Current wind map shows the fetch in the NW corner that we also saw yesterday. It's going to move up and stop making waves for us soon and it looks a lot like the fetch that made the current NW swell that I just illustrated above. As a result, the resulting swell next week should be very similar in size, direction and consistency. Similar, but not exactly the same. They never are and that is a blessing because thanks to that, surfing is never repetitive. I have a hard time explaining that to my dad: "don't you get bored of doing always the same thing?"
Obviously, he never surfed.



NAM3km map at noon shows again the annoying tradish breeze which is not good for anything, really. But I'll take it better than 20 knots.


As I wrote many times, I absolutely loved the book Barbarian Days and I had no problem spending $28 (I'm notoriously extremely frugal) to go listen to a speech of the author William Finnegan a few days ago at the MACC. I also wanted to ask him a question that was haunting me since I read the Fiji chapter of the book:
Him and a buddy were exploring waves in Fiji and somehow managed to find out that someone else just discovered this amazing left hander right in front of a uninhabited small island called Tavarua. They hired some fishermen that reluctantly take them there and camped on it in absolute solitude for weeks.

My question was:"I understand that as long as Restaurants was working, you guys didn't have any interest of exploring anything else, but in the flat spells didn't you feel like checking out Cloudreak? I couldn't believe it doesn't even get mentioned in the book!"
The disappointing answer was:"we couldn't see it!"
And my reply (still hanging tight on the microphone that the usher wanted to take away from me):"what about Pools in Namotu, it's right in front!"
"We couldn't see it either".

Well, at least my curiosity was satisfied. The speech was short and the rest of the time was dedicated to a long Q&A session. I left early after I realized that he was more interested in answering political questions (he works for the New Yorker and has travelled the world as a journalist) than surfing questions.

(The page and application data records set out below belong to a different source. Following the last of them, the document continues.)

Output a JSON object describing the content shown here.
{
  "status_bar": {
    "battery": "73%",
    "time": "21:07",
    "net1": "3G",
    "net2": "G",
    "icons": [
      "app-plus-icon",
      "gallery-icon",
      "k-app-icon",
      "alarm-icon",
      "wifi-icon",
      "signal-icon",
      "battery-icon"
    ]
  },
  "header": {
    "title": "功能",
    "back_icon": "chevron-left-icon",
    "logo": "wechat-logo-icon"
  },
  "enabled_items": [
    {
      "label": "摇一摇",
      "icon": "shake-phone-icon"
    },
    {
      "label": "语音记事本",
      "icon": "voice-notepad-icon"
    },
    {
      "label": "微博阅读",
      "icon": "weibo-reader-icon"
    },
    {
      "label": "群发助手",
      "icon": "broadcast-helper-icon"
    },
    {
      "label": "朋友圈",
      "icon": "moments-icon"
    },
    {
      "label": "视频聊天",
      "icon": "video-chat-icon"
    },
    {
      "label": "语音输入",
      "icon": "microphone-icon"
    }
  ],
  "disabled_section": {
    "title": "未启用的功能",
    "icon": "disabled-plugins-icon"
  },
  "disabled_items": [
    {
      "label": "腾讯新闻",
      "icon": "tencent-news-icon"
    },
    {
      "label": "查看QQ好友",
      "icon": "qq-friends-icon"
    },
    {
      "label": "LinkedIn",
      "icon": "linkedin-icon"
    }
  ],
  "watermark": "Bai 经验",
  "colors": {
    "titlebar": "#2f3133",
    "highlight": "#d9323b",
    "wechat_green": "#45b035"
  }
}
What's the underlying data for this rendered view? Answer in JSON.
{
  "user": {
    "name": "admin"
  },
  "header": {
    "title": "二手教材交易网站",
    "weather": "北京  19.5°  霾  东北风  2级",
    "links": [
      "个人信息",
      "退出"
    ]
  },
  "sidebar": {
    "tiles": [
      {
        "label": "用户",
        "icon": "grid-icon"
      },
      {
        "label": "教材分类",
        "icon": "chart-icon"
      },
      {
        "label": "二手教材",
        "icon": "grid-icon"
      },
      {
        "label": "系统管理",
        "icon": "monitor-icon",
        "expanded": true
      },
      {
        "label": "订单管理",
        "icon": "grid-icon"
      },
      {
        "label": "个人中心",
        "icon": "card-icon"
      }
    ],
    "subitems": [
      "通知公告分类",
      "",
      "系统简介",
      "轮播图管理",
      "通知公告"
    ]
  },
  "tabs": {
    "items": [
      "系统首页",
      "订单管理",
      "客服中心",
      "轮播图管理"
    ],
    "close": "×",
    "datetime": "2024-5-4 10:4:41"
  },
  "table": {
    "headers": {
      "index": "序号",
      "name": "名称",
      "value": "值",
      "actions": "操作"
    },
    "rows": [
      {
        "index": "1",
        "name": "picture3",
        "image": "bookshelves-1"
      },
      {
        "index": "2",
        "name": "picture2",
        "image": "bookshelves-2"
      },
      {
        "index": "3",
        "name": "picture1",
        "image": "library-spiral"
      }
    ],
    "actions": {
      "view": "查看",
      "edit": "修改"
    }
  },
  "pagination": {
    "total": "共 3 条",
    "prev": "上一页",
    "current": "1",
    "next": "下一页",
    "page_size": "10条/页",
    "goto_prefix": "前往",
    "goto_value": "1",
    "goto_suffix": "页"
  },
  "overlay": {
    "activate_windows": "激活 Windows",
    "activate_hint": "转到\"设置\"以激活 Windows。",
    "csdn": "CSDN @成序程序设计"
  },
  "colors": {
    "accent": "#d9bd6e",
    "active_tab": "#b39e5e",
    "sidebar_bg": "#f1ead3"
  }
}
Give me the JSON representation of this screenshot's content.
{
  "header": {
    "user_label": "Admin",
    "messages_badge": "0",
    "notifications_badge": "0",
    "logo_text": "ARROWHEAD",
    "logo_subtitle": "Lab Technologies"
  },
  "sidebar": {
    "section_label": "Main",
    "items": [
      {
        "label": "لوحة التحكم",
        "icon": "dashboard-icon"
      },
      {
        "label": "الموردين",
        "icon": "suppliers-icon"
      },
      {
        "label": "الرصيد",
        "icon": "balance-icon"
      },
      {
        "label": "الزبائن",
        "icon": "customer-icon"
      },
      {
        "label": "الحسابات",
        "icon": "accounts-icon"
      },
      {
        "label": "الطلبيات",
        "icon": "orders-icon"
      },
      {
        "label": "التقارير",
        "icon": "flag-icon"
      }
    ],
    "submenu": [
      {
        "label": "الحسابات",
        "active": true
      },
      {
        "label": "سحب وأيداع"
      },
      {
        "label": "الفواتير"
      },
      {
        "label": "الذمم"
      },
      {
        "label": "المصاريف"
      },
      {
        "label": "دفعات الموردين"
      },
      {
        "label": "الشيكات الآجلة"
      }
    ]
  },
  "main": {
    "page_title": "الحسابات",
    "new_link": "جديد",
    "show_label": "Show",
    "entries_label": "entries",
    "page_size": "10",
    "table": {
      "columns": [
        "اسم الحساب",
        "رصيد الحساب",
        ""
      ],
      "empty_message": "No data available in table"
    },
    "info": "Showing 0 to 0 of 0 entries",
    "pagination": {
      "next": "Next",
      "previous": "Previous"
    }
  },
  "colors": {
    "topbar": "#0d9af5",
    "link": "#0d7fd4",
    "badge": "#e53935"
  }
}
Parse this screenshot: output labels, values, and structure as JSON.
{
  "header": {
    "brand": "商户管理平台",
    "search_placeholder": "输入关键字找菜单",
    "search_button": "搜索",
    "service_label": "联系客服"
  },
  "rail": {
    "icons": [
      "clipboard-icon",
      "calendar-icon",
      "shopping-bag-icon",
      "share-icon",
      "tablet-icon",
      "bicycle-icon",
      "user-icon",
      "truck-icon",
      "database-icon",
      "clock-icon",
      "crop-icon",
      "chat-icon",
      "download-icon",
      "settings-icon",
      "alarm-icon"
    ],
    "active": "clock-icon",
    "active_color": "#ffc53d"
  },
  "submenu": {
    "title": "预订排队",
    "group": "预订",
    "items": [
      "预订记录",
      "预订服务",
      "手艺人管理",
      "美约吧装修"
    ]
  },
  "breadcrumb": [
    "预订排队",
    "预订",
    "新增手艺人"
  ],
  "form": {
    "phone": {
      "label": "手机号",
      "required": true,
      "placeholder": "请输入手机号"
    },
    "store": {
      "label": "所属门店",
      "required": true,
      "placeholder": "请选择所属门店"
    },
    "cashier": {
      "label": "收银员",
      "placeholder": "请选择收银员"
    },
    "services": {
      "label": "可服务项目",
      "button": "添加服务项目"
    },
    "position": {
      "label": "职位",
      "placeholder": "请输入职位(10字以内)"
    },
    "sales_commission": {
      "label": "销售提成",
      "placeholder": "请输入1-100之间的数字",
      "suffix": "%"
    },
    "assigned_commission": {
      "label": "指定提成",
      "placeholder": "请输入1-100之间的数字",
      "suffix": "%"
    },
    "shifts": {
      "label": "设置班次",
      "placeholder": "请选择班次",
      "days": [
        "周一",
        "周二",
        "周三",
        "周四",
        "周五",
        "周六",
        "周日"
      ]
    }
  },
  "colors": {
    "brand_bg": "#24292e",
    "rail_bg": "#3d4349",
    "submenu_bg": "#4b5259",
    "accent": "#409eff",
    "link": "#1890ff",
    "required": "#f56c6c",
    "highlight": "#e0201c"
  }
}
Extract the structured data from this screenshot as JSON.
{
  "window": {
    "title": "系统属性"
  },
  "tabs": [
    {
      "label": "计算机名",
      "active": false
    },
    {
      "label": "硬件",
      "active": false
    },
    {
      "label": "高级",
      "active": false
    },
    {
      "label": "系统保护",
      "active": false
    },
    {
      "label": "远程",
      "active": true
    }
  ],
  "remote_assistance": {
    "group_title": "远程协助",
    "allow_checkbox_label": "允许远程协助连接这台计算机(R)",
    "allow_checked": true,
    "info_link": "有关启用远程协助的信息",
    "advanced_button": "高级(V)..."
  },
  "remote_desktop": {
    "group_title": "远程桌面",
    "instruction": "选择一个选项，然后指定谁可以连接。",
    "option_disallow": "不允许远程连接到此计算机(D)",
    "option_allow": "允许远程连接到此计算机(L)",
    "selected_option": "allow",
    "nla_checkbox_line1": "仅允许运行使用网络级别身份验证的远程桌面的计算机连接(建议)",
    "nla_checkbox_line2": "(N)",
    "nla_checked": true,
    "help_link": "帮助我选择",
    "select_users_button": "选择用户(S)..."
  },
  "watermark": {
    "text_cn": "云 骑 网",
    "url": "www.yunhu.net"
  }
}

Here's a 5 minutes video of Mr. Finnegan reading a pass from his book. It's a pass that describes his experience surfing Honolua Bay in the 70's. To understand it better, you need to know that prior to that pass, he had a board shaped by Les Potts as a gift from his girlfriend Karen. Potts seemed to do more what he thought was going to work, rather than listening to Finnegan's inputs. Finnegan was able to finally do some changes when the board got in the hands of the glasser (a guy called Mike).
Enjoy.